= AIM OF THE EXERCISE =
Copy all of the records exactly.

◇ ◇ ◇

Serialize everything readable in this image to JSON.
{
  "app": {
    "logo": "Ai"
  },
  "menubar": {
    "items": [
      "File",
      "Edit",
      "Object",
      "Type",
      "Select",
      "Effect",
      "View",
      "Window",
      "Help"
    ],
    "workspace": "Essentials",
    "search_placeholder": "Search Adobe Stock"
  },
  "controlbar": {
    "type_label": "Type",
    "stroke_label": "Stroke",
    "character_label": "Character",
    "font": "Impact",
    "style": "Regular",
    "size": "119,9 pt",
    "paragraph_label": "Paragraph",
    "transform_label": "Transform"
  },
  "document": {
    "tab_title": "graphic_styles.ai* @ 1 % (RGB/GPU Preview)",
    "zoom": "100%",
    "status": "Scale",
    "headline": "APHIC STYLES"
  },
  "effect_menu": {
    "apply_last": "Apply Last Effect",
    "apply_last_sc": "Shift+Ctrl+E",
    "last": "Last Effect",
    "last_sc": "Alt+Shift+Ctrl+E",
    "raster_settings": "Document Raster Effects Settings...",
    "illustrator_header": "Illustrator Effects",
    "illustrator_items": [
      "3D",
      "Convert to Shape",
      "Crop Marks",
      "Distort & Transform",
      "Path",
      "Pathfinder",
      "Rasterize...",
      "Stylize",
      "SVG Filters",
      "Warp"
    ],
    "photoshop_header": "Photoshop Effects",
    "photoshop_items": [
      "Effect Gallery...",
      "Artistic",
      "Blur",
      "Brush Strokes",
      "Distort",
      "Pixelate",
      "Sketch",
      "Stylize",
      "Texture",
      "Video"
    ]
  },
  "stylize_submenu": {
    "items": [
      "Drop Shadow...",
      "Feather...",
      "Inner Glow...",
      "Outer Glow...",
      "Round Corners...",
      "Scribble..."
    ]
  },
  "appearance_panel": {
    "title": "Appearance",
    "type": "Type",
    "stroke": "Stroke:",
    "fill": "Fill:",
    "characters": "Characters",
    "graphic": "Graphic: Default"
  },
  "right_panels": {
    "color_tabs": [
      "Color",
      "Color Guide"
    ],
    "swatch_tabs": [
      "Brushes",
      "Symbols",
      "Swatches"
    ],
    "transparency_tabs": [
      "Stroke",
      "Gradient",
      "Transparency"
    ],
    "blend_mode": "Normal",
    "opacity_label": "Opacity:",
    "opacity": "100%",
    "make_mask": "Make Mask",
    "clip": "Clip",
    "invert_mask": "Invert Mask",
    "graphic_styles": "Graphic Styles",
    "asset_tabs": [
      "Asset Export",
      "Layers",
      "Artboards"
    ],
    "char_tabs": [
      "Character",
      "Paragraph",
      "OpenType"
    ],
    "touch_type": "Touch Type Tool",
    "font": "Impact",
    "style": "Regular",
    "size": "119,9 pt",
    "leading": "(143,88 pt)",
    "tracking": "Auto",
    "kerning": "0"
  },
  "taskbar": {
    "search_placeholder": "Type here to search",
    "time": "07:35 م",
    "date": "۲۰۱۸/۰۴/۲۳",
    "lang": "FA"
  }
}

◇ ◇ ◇

= EXERCISE ANSWER =
Serialize everything readable in this image to JSON.
{
  "app": {
    "logo": "Ai"
  },
  "menubar": {
    "items": [
      "File",
      "Edit",
      "Object",
      "Type",
      "Select",
      "Effect",
      "View",
      "Window",
      "Help"
    ],
    "workspace": "Essentials",
    "search_placeholder": "Search Adobe Stock"
  },
  "controlbar": {
    "type_label": "Type",
    "stroke_label": "Stroke",
    "character_label": "Character",
    "font": "Impact",
    "style": "Regular",
    "size": "119,9 pt",
    "paragraph_label": "Paragraph",
    "transform_label": "Transform"
  },
  "document": {
    "tab_title": "graphic_styles.ai* @ 1 % (RGB/GPU Preview)",
    "zoom": "100%",
    "status": "Scale",
    "headline": "APHIC STYLES"
  },
  "effect_menu": {
    "apply_last": "Apply Last Effect",
    "apply_last_sc": "Shift+Ctrl+E",
    "last": "Last Effect",
    "last_sc": "Alt+Shift+Ctrl+E",
    "raster_settings": "Document Raster Effects Settings...",
    "illustrator_header": "Illustrator Effects",
    "illustrator_items": [
      "3D",
      "Convert to Shape",
      "Crop Marks",
      "Distort & Transform",
      "Path",
      "Pathfinder",
      "Rasterize...",
      "Stylize",
      "SVG Filters",
      "Warp"
    ],
    "photoshop_header": "Photoshop Effects",
    "photoshop_items": [
      "Effect Gallery...",
      "Artistic",
      "Blur",
      "Brush Strokes",
      "Distort",
      "Pixelate",
      "Sketch",
      "Stylize",
      "Texture",
      "Video"
    ]
  },
  "stylize_submenu": {
    "items": [
      "Drop Shadow...",
      "Feather...",
      "Inner Glow...",
      "Outer Glow...",
      "Round Corners...",
      "Scribble..."
    ]
  },
  "appearance_panel": {
    "title": "Appearance",
    "type": "Type",
    "stroke": "Stroke:",
    "fill": "Fill:",
    "characters": "Characters",
    "graphic": "Graphic: Default"
  },
  "right_panels": {
    "color_tabs": [
      "Color",
      "Color Guide"
    ],
    "swatch_tabs": [
      "Brushes",
      "Symbols",
      "Swatches"
    ],
    "transparency_tabs": [
      "Stroke",
      "Gradient",
      "Transparency"
    ],
    "blend_mode": "Normal",
    "opacity_label": "Opacity:",
    "opacity": "100%",
    "make_mask": "Make Mask",
    "clip": "Clip",
    "invert_mask": "Invert Mask",
    "graphic_styles": "Graphic Styles",
    "asset_tabs": [
      "Asset Export",
      "Layers",
      "Artboards"
    ],
    "char_tabs": [
      "Character",
      "Paragraph",
      "OpenType"
    ],
    "touch_type": "Touch Type Tool",
    "font": "Impact",
    "style": "Regular",
    "size": "119,9 pt",
    "leading": "(143,88 pt)",
    "tracking": "Auto",
    "kerning": "0"
  },
  "taskbar": {
    "search_placeholder": "Type here to search",
    "time": "07:35 م",
    "date": "۲۰۱۸/۰۴/۲۳",
    "lang": "FA"
  }
}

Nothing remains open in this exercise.